Eryl -- I've been in Snobbish Mommy's situation, too, and you are right: when you are shy, it can be so hard to fit in that you come off as looking aloof and stand-offish. I now can see that this might have been the situation with the Snobbish Mommy. There was another mother in the area who really was pathologically shy, as was her husband, but she wore Peter Pan collars and schoolgirl skirts, so we judged her less harshly. Having children is usually one way to fit in as it automatically gives you a common focus, but it didn't work for this mother. And there is nothing like hindsight for helping you see a situation more clearly.

EG -- Where I live now there is a mother who won't mix or talk with the other mothers at all. In fact, she seems to prefer it that way, so I've left her be, but I know that at least I've made an effort. And if she ever does want to talk to me, I'm game. I think what makes me feel the saddest about Snobbish Mommy is that once her reputation as an unfriendly person was established, she couldn't break out of it.

Brian -- Ooh, you've just given me another idea for a blog entry! I'll have to change the man's name, of course, and hope that he doesn't get any better at English than he used to be...

I like the idea of greeting all and sundry in a friendly manner. In Japan, the schools try to instill this in kids by putting up posters that read "LET'S GREET EVERYONE!" and "BE FRIENDLY AND SAY HELLO." I never used to see the point of this, but it is surprising just what a difference it makes to pass a friendly, cheerful child in the street. In fact, it can be almost surreal...

Carole said...

Heart wrenching. Hard to connect with Snobbish mom, yet we all want to. We all want to find a good reason for her behavior.
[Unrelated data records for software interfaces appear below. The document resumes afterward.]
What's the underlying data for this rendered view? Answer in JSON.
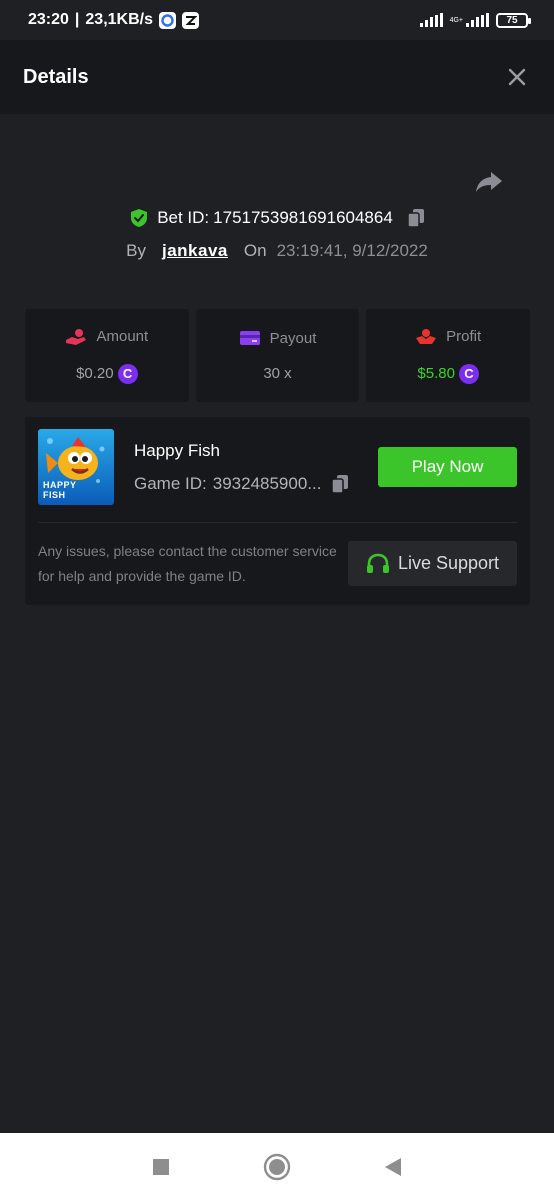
{
  "status_bar": {
    "time": "23:20",
    "speed": "23,1KB/s",
    "network": "4G+",
    "battery": "75"
  },
  "header": {
    "title": "Details"
  },
  "bet": {
    "bet_id_label": "Bet ID:",
    "bet_id": "1751753981691604864",
    "by_label": "By",
    "username": "jankava",
    "on_label": "On",
    "datetime": "23:19:41, 9/12/2022"
  },
  "stats": {
    "amount_label": "Amount",
    "amount_value": "$0.20",
    "payout_label": "Payout",
    "payout_value": "30 x",
    "profit_label": "Profit",
    "profit_value": "$5.80",
    "coin_glyph": "C"
  },
  "game": {
    "name": "Happy Fish",
    "id_label": "Game ID:",
    "id_value": "3932485900...",
    "thumb_text_1": "HAPPY",
    "thumb_text_2": "FISH",
    "play_label": "Play Now",
    "issues_text": "Any issues, please contact the customer service for help and provide the game ID.",
    "support_label": "Live Support"
  },
  "colors": {
    "background": "#1e2023",
    "panel": "#17181b",
    "accent_green": "#3cc52a",
    "profit_green": "#3dd22c",
    "coin_purple": "#7b2ef0"
  },
  "icons": {
    "close": "close-icon",
    "share": "share-icon",
    "shield": "shield-check-icon",
    "copy": "copy-icon",
    "amount": "hand-coin-icon",
    "payout": "card-icon",
    "profit": "hand-heart-icon",
    "support": "headset-icon"
  }
}
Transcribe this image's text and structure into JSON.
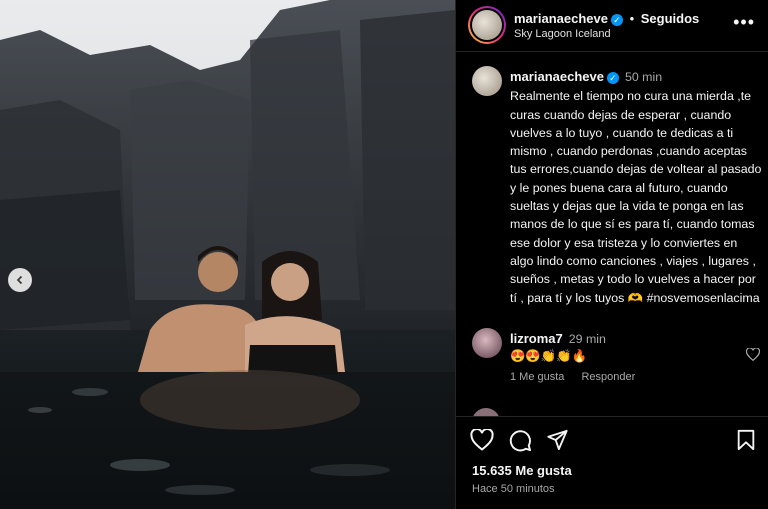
{
  "post": {
    "username": "marianaecheve",
    "follow_state": "Seguidos",
    "separator": "•",
    "location": "Sky Lagoon Iceland",
    "more_icon": "more-horizontal-icon",
    "verified_icon": "verified-badge-icon"
  },
  "caption": {
    "username": "marianaecheve",
    "time": "50 min",
    "text": "Realmente el tiempo no cura una mierda ,te curas cuando dejas de esperar , cuando vuelves a lo tuyo , cuando te dedicas a ti mismo , cuando perdonas ,cuando aceptas tus errores,cuando dejas de voltear al pasado y le pones buena cara al futuro, cuando sueltas y dejas que la vida te ponga en las manos de lo que sí es para tí, cuando tomas ese dolor y esa tristeza y lo conviertes en algo lindo como canciones , viajes , lugares , sueños , metas y todo lo vuelves a hacer por tí , para tí y los tuyos 🫶 #nosvemosenlacima"
  },
  "comment": {
    "username": "lizroma7",
    "time": "29 min",
    "text": "😍😍👏👏🔥",
    "like_label": "1 Me gusta",
    "reply_label": "Responder"
  },
  "actions": {
    "like_icon": "heart-icon",
    "comment_icon": "comment-icon",
    "share_icon": "share-icon",
    "save_icon": "bookmark-icon"
  },
  "stats": {
    "likes": "15.635 Me gusta",
    "posted": "Hace 50 minutos"
  },
  "media": {
    "prev_icon": "chevron-left-icon"
  },
  "colors": {
    "accent": "#0095f6",
    "background": "#000000",
    "muted": "#a8a8a8"
  }
}
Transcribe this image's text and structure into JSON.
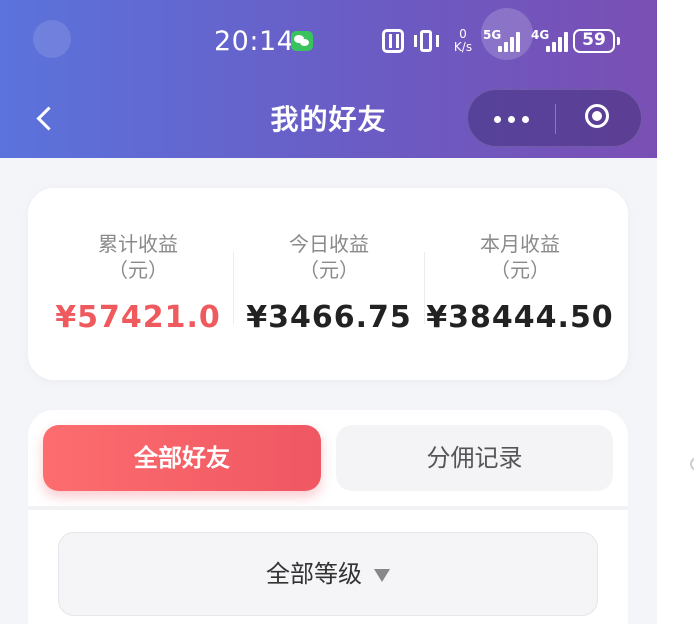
{
  "status_bar": {
    "time": "20:14",
    "speed_value": "0",
    "speed_unit": "K/s",
    "net1": "5G",
    "net2": "4G",
    "battery": "59"
  },
  "nav": {
    "title": "我的好友"
  },
  "earnings": {
    "total_label": "累计收益（元）",
    "total_value": "¥57421.0",
    "today_label": "今日收益（元）",
    "today_value": "¥3466.75",
    "month_label": "本月收益（元）",
    "month_value": "¥38444.50"
  },
  "tabs": [
    {
      "label": "全部好友",
      "active": true
    },
    {
      "label": "分佣记录",
      "active": false
    }
  ],
  "filter": {
    "level_label": "全部等级"
  },
  "colors": {
    "header_start": "#5b73dc",
    "header_end": "#7a4fb4",
    "accent_red": "#ef5a5e"
  },
  "icons": [
    "wechat-icon",
    "nfc-icon",
    "vibrate-icon",
    "signal-icon",
    "battery-icon",
    "back-arrow-icon",
    "more-dots-icon",
    "close-circle-icon",
    "dropdown-arrow-icon"
  ]
}
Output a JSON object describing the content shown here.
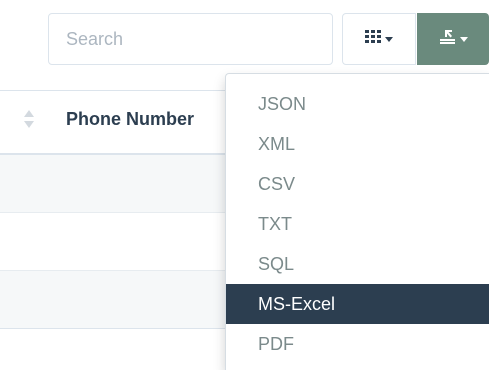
{
  "toolbar": {
    "search_placeholder": "Search",
    "columns_icon": "grid-icon",
    "export_icon": "download-icon",
    "export_button_color": "#6a8a7d"
  },
  "table": {
    "sort_icon": "sort-icon",
    "columns": [
      "Phone Number"
    ],
    "rows": [
      {
        "phone": ""
      },
      {
        "phone": ""
      },
      {
        "phone": ""
      }
    ]
  },
  "export_menu": {
    "items": [
      "JSON",
      "XML",
      "CSV",
      "TXT",
      "SQL",
      "MS-Excel",
      "PDF"
    ],
    "active_item": "MS-Excel",
    "active_color": "#2c3e50"
  }
}
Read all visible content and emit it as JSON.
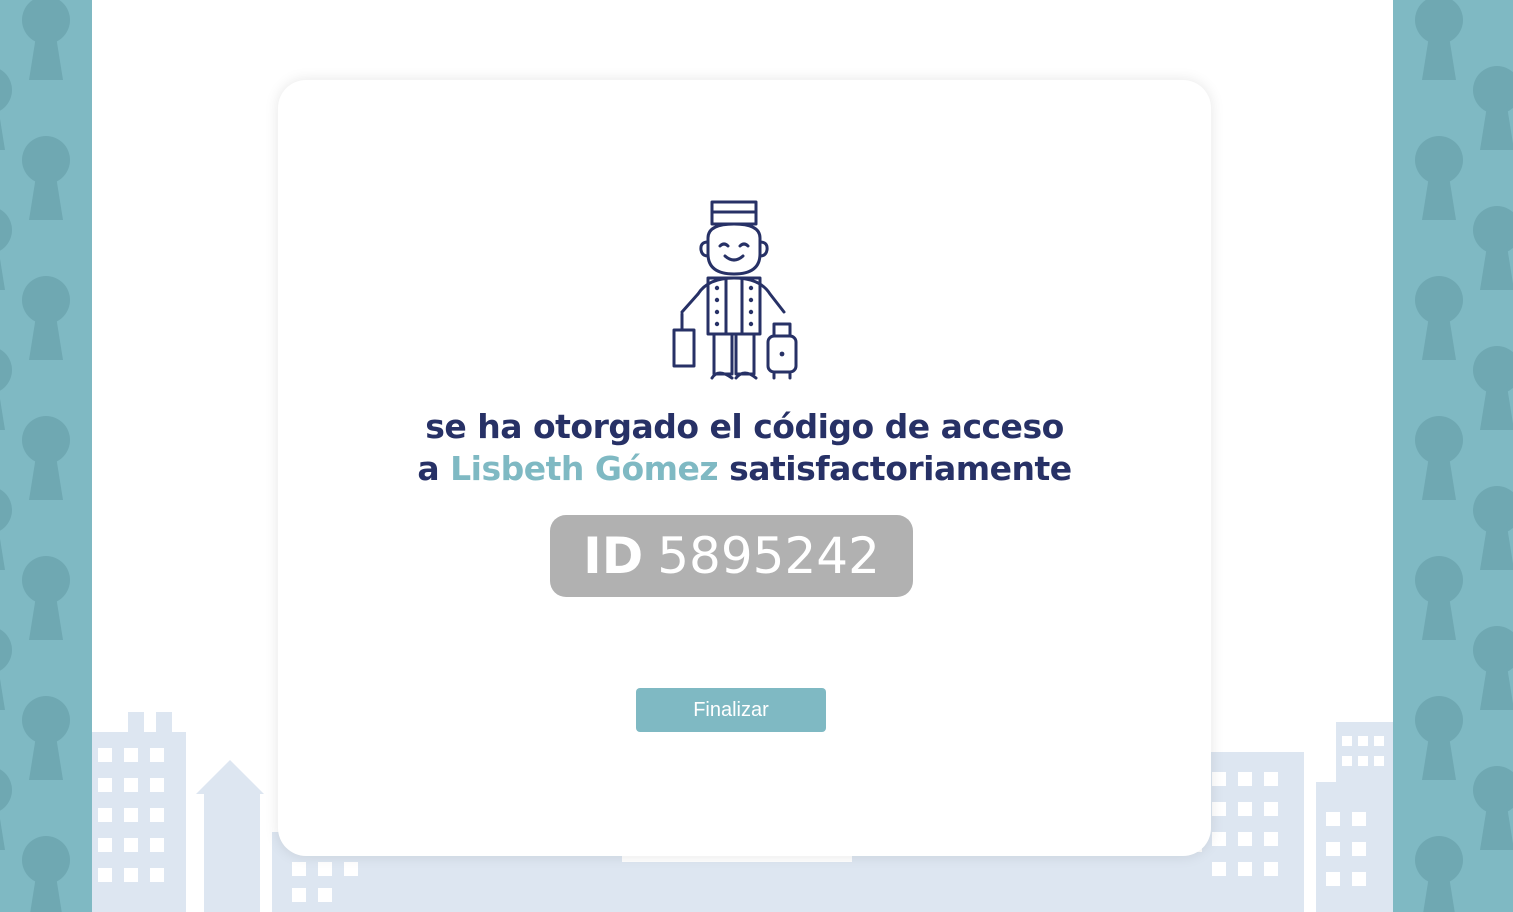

Perhaps because we want others to see our idiosynchrasies with sympanthy. And perhaps she was just snobbish. Good thought provoking post.

Mary Witzl said...

I certainly hope people will look on my idiosyncrasies with sympathy, as I've got a fair number of them. I used to be at pains to hide them, but the older I get the less inclined I am to do so. And the more inclined I am to appreciate other people for theirs, too. Like the little old lady who talks to her dog (I can hear her when I'm working in my garden) or the man who never matches his socks (what a great idea, and think of all the time he saves!), -- or your brother and his hat collection, for that matter! When I was younger, I might not have been so understanding about people and their odd habits; now I look at these people and say to myself that if they can do things like that, so can I.

Kim Ayres said...

I'll smile a friendly smile at anyone who looks at me, although with the missing tooth these days, it could be perceived as a bit threatening...

Mary Witzl said...

I think your tooth would only look threatening if you affected a particularly ignorant drawl, or perhaps if you left on the eye patch and kerchief and made a lot of references to nubile young maidens and grog...